Curiosity as a value of faith
During leadership training we are revisiting our values as a ministry: hospitality, service, justice, integrity, and curiosity.
Curiosity: the desire to learn.
It is a value integral to deep faith, yet often overlooked in religion. Jesus is referred to as “teacher,” which means that we are his students. Our role is to question, to explore, to be curious.
Professors can lecture for an entire two hours, but nothing will take root without the students’ investment.
In the same way, we can live our lives at face value, simply accepting things as they seem, never questioning the why or the how. But without curiosity, without the hunger to learn, we can never know the world, each other, ourselves, or God as deeply.
As an exercise during training, we walked around campus and brought back an item or photograph of something that represents curiosity. A few of us returned with items from trees.
Trees, as they stand, are majestic. Without much curiosity, one can appreciate a tree as beautiful, tall, green. With curiosity, however, one can delve beneath the bark and into the leaves, wondering why this life exists and how this life is sustained. With curiosity, we reach a much deeper level of understanding and awe, astounded by the complexities and details of a life longer than our own.
And the deeper we go, the more curious we become – it is a never-ending journey.

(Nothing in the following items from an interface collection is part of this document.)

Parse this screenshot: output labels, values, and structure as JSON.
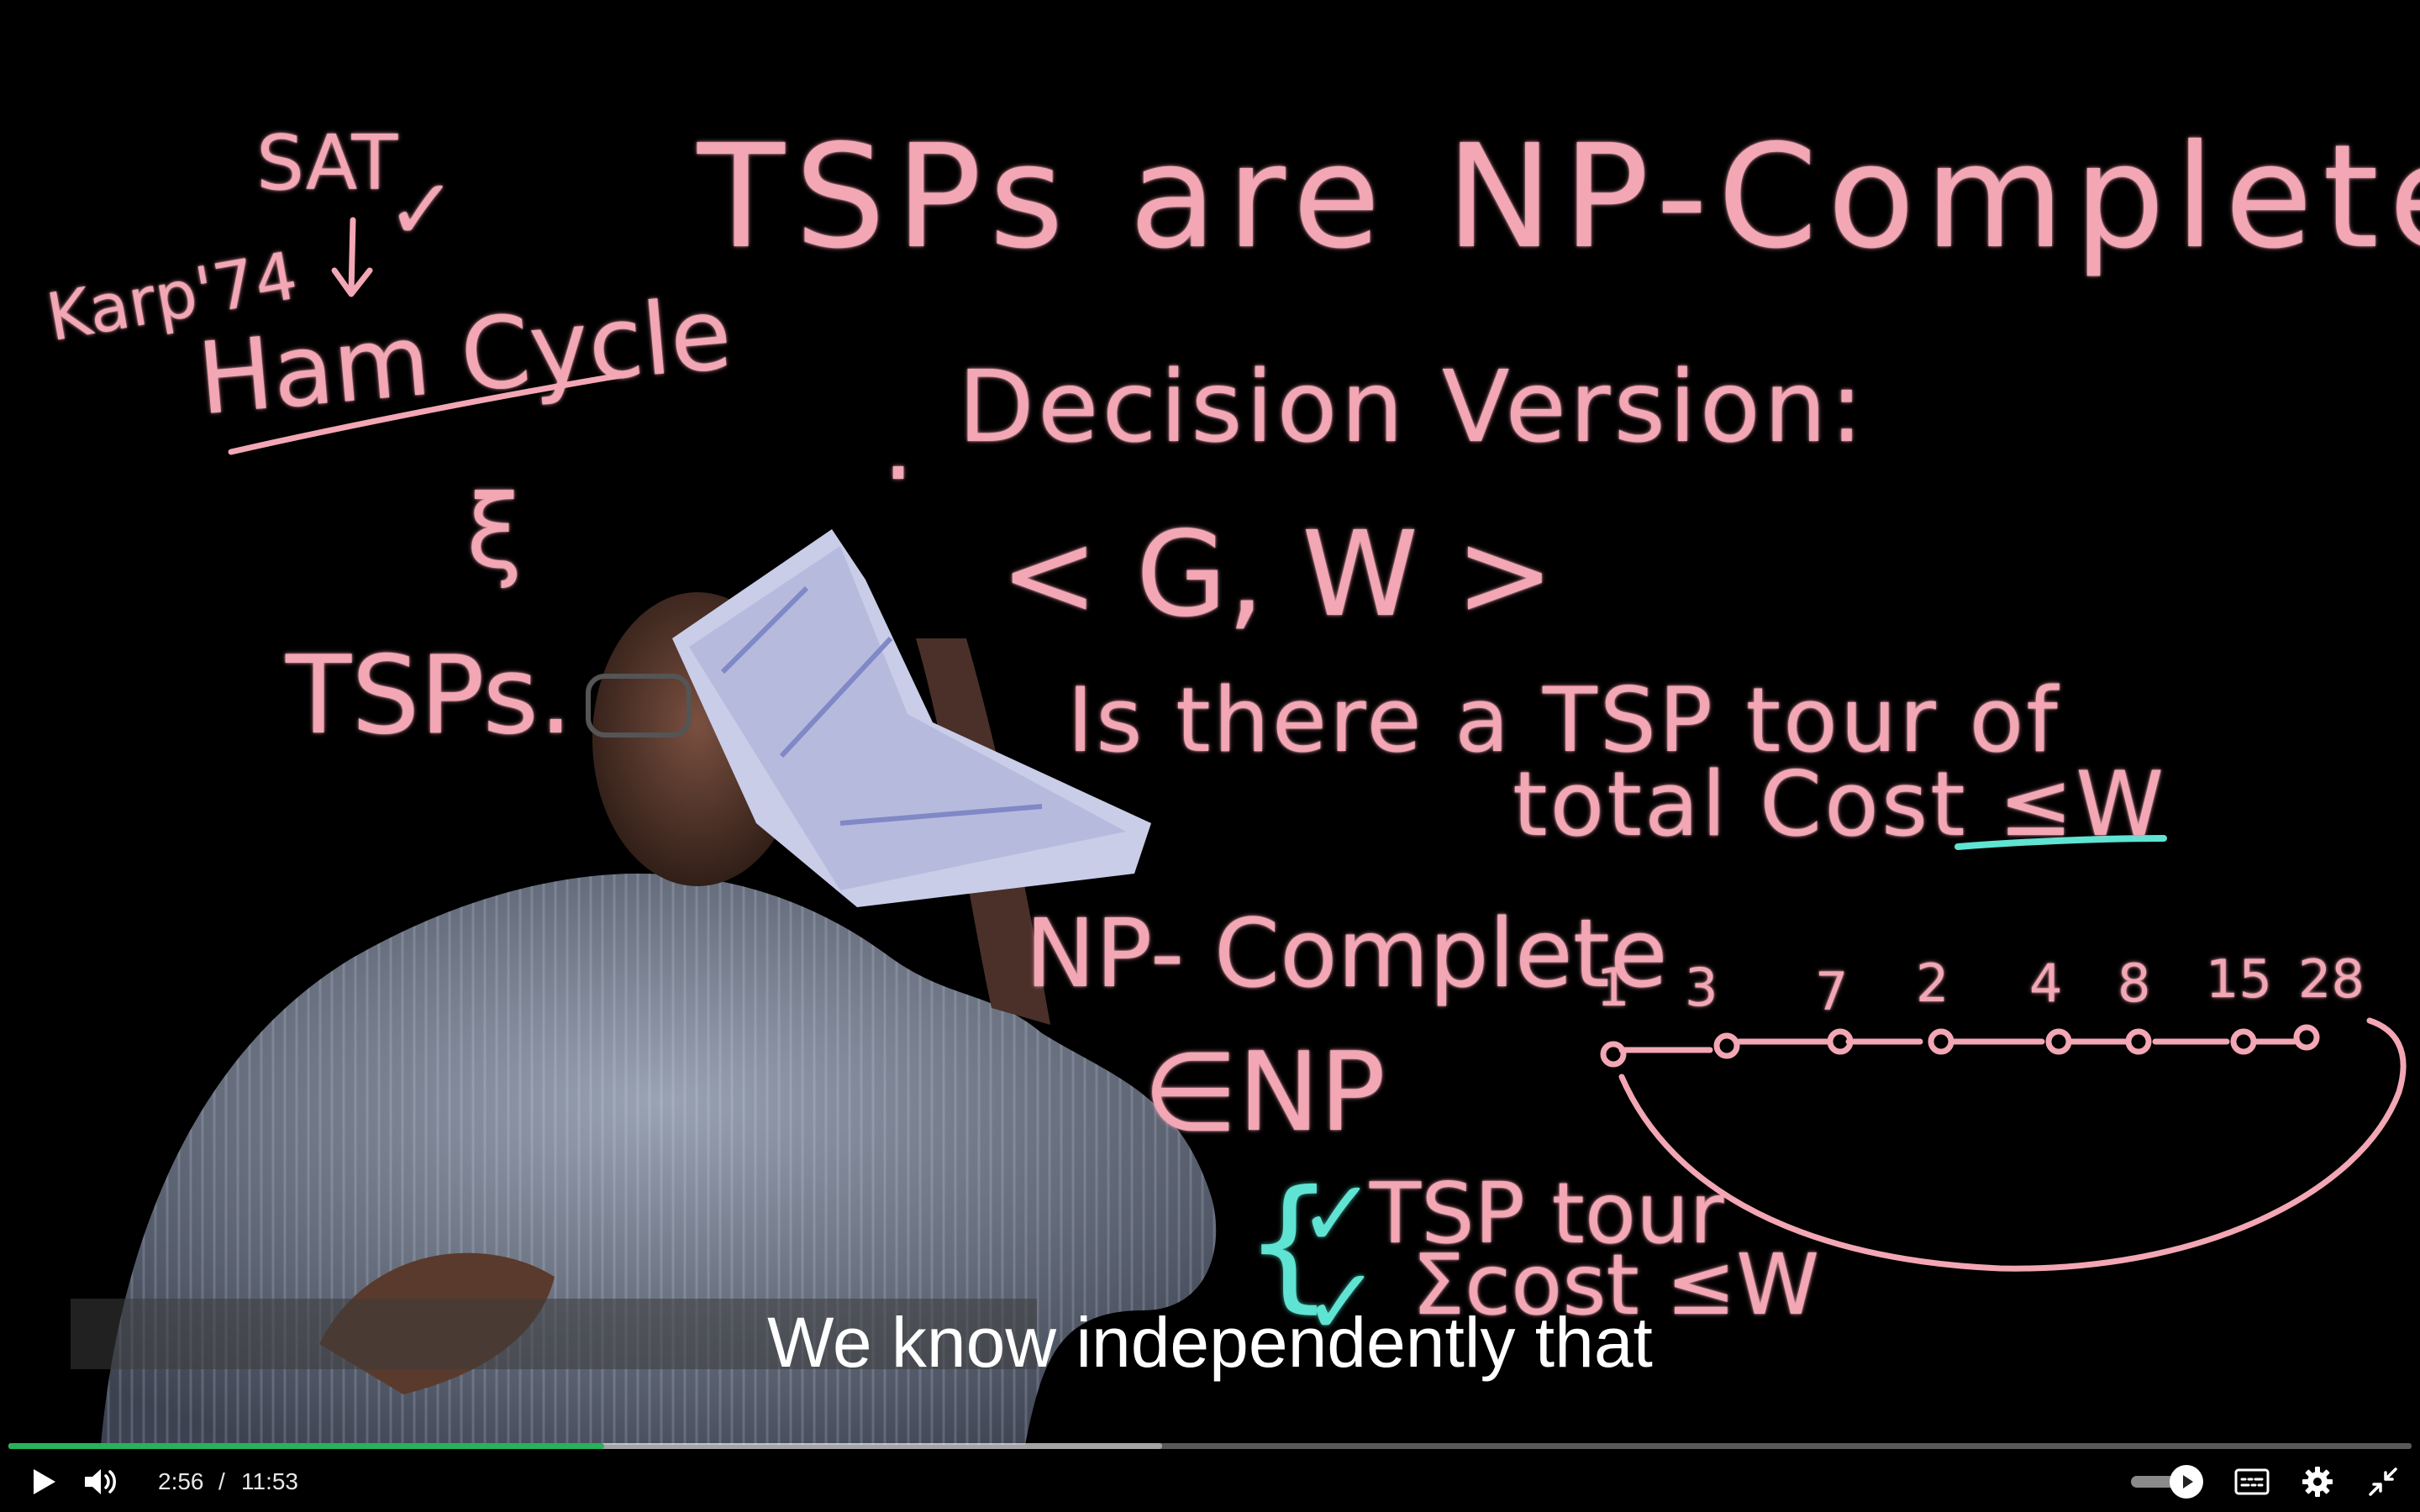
{
  "board": {
    "title": "TSPs are NP-Complete",
    "side_top": "SAT",
    "side_karp": "Karp'74",
    "side_ham": "Ham Cycle",
    "side_brace": "ξ",
    "side_tsps": "TSPs.",
    "bullet": ".",
    "decision": "Decision Version:",
    "instance": "< G, W >",
    "question_line1": "Is there a TSP tour of",
    "question_line2": "total Cost ≤W",
    "np_complete": "NP- Complete",
    "in_np": "∈NP",
    "check1": "✓",
    "check2": "✓",
    "brace": "{",
    "tsp_tour": "TSP tour",
    "cost_le_w": "Σcost ≤W",
    "node_labels": [
      "1",
      "3",
      "7",
      "2",
      "4",
      "8",
      "15",
      "28"
    ]
  },
  "caption": "We know independently that",
  "player": {
    "current_time": "2:56",
    "separator": "/",
    "duration": "11:53",
    "progress_fraction": 0.248,
    "buffered_fraction": 0.48,
    "accent_color": "#26b35a",
    "icons": [
      "play-icon",
      "volume-icon",
      "hd-toggle-icon",
      "captions-icon",
      "settings-icon",
      "exit-fullscreen-icon"
    ]
  }
}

In this way, by questioning and exploring our religions, our faiths, we delve ever deeper into the complexities and intricacies of God, never fully knowing and always hungering for more.